As we said in earlier this month in the 2018 oats outlook, a number of factors would play into higher prices moving forward. One thing that we didn’t really tap into due to the unpredictable nature of the factor is short-covering. There isn’t massive volume in the oats market, and many analysts have been attributing the run up in recent weeks to managed money
That is part of the story. Oat prices do sometimes follow wheat prices, which saw gains and some volatility over the month.
If you’re growing oats, you probably know that there isn’t much coverage of the crop. This is one of the reasons why we started GrainCents, to dive each day into the oats markets and provide in-depth insight into the bullish and bearish factors impacting grain. In addition, and most important, we tell you exactly when it’s time to sell your oats and capture profits.
We’ll get into more later but this month was dominated by geopolitical speculation. While the Trans-Pacific Partnership is about to get the rubber stamp, many people in the oats complex are more focused on China, which is not a member of the TPP free-trade agreement.
Given that January is the month for forecasts and outlooks, it was important to think about Chinese demand in the market. Dietary transition – a fancy agricultural economist’s way of saying “More money, better food” for a rising middle class – is a major trend in China.
But it’s not just pork and beef that are on the menu. Demand for oat-based products like oat rice, breakfast bars, oat milk, and more are rising. This has many people wondering if Canadian oat producers have a future in China.
Right now, China’s imports are almost entirely coming from Australia.
What needs to change for Canada to become a major exporter? Will there be a major surge in Canadian planting?
These are the types of questions I received from journalists this week who cover the space.
My answer is this: The trade groups representing oat producers and Canadian trade delegates need to start banging on the door in China. Currently, Canadian oats are priced out of China due to tariffs.
Meanwhile, Australia has a free-trade agreement that enables them to source nearly every oat that makes its way across China.
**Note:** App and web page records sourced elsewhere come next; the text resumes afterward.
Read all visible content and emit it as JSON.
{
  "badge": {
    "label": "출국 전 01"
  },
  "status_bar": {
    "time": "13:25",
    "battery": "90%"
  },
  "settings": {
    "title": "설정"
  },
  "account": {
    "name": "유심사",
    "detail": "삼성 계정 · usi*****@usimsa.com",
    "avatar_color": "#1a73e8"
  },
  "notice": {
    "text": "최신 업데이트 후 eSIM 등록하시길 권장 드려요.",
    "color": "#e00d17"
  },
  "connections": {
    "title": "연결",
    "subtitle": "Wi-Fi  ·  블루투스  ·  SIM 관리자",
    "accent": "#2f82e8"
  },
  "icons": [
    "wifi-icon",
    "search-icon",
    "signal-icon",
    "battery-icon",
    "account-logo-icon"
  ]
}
Given that Canada and Australia have very similar economies, the tariff issue leaves the former at a deep disadvantage. The silver lining is that Canada has been trying to get something in place…
And given the rise of demand, there could be a day that China seeks to diversify its source of oats at a time that its middle class is demanding more and more of it.
With that in mind, one shouldn’t anticipate this to happen overnight or factor it into their planting considerations.
Geopolitical Risk in Grain Markets
Finally, we must make sure that we leave today with an update on global geopolitical risk.
In March, Canada will join 11 other nations in the Trans-Pacific Partnership.
Meanwhile, the United States will remain on the sidelines thanks to a decision by the Trump Administration to pull out of negotiations. Protectionism continues to rise in the United States, marked by recent tariffs imposed by Trump’s team on washing machines and solar panels.
The decision to remain out of this trade deal threatens the nation’s dominant market share in the Japanese wheat market highly vulnerable.
Canadian and Australian wheat producers will likely be the biggest beneficiaries given the fact that wheat tariffs will fall by $65 per tonne.
Sidenote: We walked through the impact of TPP for most of our GrainCents crops, but wheat is likely to see the most impact.
As noted below, Canada already provides a robust amount of wheat to Japan, with a five-year average of 1.552 million metric tonnes.
Meanwhile, negotiators concluded the sixth round of talks to reposition the North American Free Trade Agreement.
It appears that everyone was trying to put a positive spin on the latest developments. Despite U.S. threats to pull out of the treaty, Mexican officials said that we are at a “much better point” after this latest round of discussions. Trade officials will meet in Mexico City for nine days of additional negotiations on Feb. 26.
As we’ve discussed at FarmLead Insights, any significant change to or elimination of NAFTA would have a profound impact on farmers in all three countries.